─── Source data ───

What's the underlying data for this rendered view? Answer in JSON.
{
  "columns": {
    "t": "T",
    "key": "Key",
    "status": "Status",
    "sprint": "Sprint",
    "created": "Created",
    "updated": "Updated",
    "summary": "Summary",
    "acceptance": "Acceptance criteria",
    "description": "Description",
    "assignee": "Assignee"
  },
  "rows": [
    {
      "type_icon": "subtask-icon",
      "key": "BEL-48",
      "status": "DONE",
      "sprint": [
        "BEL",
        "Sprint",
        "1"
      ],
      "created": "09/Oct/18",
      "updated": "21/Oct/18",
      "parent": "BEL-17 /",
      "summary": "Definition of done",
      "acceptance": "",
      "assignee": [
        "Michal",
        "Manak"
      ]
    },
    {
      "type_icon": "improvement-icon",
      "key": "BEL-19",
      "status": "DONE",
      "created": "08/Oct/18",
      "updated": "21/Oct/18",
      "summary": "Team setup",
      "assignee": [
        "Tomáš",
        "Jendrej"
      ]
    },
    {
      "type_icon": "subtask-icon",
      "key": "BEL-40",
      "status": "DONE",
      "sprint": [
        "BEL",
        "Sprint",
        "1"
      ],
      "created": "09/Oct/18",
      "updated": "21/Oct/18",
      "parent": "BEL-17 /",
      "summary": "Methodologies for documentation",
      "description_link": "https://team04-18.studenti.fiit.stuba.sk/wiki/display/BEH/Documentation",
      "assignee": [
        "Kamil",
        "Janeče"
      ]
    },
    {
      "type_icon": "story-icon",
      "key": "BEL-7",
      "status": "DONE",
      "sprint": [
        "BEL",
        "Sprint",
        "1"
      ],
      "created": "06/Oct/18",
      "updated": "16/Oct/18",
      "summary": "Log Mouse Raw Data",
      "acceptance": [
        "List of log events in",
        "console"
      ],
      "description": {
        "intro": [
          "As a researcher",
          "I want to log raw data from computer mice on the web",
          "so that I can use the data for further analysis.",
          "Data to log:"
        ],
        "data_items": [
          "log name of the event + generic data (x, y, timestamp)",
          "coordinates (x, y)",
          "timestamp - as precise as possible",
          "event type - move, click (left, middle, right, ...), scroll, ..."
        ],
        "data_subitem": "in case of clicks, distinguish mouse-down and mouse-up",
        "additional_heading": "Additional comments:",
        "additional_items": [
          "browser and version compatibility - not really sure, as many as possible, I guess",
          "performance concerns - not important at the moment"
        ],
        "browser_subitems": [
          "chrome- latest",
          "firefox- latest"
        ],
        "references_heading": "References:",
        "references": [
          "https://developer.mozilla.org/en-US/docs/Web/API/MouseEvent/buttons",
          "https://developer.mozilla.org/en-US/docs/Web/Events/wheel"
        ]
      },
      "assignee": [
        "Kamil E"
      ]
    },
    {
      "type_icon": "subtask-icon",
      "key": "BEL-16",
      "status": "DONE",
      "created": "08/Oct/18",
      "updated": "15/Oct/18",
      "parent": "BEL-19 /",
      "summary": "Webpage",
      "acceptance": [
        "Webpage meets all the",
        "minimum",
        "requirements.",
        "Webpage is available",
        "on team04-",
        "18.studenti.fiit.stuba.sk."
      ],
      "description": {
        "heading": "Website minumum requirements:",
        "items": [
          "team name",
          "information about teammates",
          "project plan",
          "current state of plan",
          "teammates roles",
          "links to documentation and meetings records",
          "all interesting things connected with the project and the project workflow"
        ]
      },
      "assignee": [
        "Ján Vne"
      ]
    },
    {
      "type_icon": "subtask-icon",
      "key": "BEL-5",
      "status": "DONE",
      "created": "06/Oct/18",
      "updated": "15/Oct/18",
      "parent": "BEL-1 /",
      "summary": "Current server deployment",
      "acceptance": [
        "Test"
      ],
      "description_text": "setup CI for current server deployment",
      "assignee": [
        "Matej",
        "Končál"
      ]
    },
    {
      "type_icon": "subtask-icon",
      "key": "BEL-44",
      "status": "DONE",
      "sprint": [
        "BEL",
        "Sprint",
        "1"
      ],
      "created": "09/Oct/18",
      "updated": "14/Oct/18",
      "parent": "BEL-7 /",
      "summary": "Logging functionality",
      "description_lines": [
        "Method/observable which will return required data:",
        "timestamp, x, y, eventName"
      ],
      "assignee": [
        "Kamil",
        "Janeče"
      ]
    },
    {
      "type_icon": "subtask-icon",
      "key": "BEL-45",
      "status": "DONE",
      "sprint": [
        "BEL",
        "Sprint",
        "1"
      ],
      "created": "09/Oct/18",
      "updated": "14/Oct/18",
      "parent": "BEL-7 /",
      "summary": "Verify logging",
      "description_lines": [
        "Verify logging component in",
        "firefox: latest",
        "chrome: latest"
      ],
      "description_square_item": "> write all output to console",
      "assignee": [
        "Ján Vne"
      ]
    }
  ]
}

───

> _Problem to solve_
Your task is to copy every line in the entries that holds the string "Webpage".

> _Result of the task_
      "summary": "Webpage",
        "Webpage meets all the",
        "Webpage is available",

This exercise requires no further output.